Agreement and implementation of Minute 319 Binational Cooperative Measures in the Colorado River Basin
Mario Lopez Perez
National Water Commission
Northern America
The Colorado River has 2,334 km length and a basin of 637, 137 km2 and is shared by seven states in the United States of America and two in Mexico. It supplies water to a population of 30 million inhabitants that, according to projections, will reach 38 million in 2020. Ten reservoirs control the flow regime, though none of them lie in Mexico; only one is international. About 1.5 million hectares are irrigated in USA and 170,000 hectares in México. After irrigation, evaporation is the second largest water consumer.
Over the last 100 years, the total percentage of surface affected by extreme climate droughts in the US has been on average 14% annually, with a maximum of 65% in 1934. It is widely documented that the allocation took place during a wetter period (between 1905 and 1925) in a time frame of 400 years. Mexico and United States signed Minute 319 as a measure of climate change adaptation. It includes, among others, shortage and surplus allocation rules, Intentionally Created Mexican Allocation (ICMA), Mexican water stored in US reservoirs, environmental and binational water projects. The Minute is valid through to 2017 but sets bases for future water project development. It is important to mention that for the first time, the United States is collaborating to restore the riparian area of the Colorado River below the border as well as the Delta.
  • sustainable
  • environmentally sound
  • technically applicable
  • replicable and adaptable
With the implementation of Minute 319, both governments will manage the basin in an integrated manner, in order to reduce the impacts of a severe period of drought and climate change. One of the more important aspects of the Minute is the recognition, for the first time, by the US of the need to restore riparian areas of Colorado River and conserve the Delta, as well as the formal and sound participation of NGO´s. The opportunity to store water for Mexico in US reservoirs is another highlighted aspect. Water storage will help to compensate the missing volume in case of shortage as well as reduce the possibility to reach that condition. As a cooperative measure to address the growing water demand and potential low elevation reservoirs conditions in the basin in the future, a program of Intentionally Created Mexican Allocation (ICMA) is established. Mexico will be able to create ICMA by deciding to defer delivery of water volumes through adjustments to its annual delivery schedules resulting from water conservation projects or store water from other Colorado river sources developed in binational projects.
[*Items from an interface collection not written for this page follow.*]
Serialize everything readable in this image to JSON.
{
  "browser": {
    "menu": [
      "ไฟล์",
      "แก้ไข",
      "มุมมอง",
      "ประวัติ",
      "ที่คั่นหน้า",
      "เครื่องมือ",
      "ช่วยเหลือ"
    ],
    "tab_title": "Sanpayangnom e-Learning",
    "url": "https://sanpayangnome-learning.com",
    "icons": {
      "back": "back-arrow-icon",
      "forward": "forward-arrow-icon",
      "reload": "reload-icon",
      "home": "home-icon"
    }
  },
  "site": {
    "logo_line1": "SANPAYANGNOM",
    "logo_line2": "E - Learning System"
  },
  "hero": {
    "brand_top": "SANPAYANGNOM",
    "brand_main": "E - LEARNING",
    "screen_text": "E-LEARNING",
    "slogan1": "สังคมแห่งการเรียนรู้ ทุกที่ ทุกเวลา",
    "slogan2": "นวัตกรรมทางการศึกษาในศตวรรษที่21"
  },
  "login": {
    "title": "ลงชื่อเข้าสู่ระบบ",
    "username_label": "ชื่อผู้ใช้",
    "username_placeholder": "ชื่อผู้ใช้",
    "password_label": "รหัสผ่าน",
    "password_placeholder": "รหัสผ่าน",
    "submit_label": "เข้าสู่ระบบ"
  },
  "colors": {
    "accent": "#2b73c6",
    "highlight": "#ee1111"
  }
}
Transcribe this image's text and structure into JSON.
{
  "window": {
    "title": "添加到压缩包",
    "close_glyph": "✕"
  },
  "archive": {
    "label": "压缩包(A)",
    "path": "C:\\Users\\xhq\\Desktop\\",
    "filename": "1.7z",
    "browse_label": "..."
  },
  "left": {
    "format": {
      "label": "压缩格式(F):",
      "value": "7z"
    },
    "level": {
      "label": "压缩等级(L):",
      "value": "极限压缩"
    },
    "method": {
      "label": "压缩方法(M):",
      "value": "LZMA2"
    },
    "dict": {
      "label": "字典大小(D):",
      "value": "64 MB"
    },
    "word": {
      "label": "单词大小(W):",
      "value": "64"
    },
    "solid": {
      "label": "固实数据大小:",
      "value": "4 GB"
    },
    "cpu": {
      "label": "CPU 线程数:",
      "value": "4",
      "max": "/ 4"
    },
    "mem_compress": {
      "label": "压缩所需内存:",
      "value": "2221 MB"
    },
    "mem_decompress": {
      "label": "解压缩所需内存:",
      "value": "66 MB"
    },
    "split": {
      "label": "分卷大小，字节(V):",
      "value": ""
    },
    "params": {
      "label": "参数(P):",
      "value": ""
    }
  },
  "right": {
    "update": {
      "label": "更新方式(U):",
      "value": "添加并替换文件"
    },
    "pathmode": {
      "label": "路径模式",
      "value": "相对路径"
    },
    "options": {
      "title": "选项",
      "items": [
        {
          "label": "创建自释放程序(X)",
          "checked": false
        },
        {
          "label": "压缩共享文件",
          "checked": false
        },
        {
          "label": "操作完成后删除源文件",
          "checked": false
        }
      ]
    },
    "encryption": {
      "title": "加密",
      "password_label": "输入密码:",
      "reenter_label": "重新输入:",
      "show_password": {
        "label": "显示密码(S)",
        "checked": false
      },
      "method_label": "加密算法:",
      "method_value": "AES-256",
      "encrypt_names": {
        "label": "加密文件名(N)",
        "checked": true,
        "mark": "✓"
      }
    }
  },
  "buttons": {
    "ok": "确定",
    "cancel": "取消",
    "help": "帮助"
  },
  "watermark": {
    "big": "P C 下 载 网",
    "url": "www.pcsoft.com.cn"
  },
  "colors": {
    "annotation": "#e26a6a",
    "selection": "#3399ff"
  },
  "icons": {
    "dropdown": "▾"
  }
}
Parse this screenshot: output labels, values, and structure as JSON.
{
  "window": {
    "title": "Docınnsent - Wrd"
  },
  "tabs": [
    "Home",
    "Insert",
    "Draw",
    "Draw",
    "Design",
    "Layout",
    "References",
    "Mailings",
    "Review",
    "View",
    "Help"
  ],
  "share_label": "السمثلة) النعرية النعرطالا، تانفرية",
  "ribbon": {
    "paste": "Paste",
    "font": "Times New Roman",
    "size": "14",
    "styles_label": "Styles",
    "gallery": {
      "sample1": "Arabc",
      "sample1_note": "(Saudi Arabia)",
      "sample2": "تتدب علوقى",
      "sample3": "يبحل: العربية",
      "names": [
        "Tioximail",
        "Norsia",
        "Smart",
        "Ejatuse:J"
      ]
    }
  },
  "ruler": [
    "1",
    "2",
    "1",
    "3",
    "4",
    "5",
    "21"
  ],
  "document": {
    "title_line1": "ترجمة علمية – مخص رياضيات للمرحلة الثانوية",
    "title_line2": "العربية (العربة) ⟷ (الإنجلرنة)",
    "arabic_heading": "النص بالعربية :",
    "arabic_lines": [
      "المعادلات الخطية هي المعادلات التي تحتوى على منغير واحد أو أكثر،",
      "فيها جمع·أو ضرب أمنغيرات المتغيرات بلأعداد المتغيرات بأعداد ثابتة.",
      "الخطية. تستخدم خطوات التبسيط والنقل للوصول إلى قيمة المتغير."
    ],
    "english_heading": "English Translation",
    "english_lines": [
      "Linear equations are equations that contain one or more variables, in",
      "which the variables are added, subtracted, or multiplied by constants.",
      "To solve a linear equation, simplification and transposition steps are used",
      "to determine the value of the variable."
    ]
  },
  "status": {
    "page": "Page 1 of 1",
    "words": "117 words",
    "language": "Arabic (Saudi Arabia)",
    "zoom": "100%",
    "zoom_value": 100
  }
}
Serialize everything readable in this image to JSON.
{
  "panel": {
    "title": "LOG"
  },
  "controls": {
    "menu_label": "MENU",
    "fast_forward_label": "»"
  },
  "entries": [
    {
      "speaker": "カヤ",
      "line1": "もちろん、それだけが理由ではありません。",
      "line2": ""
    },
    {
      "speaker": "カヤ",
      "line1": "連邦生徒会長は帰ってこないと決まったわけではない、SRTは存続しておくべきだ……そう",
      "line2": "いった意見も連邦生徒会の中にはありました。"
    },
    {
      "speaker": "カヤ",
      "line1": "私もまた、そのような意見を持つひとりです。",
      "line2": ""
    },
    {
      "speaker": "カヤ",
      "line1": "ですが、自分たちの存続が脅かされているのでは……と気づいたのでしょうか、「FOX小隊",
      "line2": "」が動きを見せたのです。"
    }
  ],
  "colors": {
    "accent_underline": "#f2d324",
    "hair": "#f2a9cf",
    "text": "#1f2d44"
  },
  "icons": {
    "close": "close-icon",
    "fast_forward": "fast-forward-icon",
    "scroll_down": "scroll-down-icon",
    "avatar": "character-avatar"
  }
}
In addition, the opportunity to obtain mutual benefits by undertaking construction of binational projects with joint investment would allow for water conservation or the generation of new sources to address the growing water demands in the basin and potential shortage conditions in the future. New ways to face the climate change impacts with no modification to the 1944 Water Treaty (regarding water property, annual water allocation regulation and defining extraordinary drought definition) through stakeholders and NGO´s cooperation is the binational selected and accepted approach.
  • legal and institutional aspects
  • climate change adaptation and mitigation
  • involvement of non-state stakeholders
  • water quality
  • cooperation over transboundary ecosystems and freshwater protected areas
  • monitoring and assessment
  • exchange of data
The Governments of Mexico and the US have been characterized by: - The desire of both nations to apply the basin integrated water management approach as the guide for facing climate change challenges; - Prioritized issues of common interest as the driver for collaboration and cooperation; - The willingness to promote new mechanisms for dialogue and agreements leading to the strengthening their relations of friendship and mutual productive action within the established legal framework; - The great capacity for developing joint projects in a basin wide framework; - The willingness to cooperate to improve environmental quality and optimize the quality of life of people in the border region shared by both countries.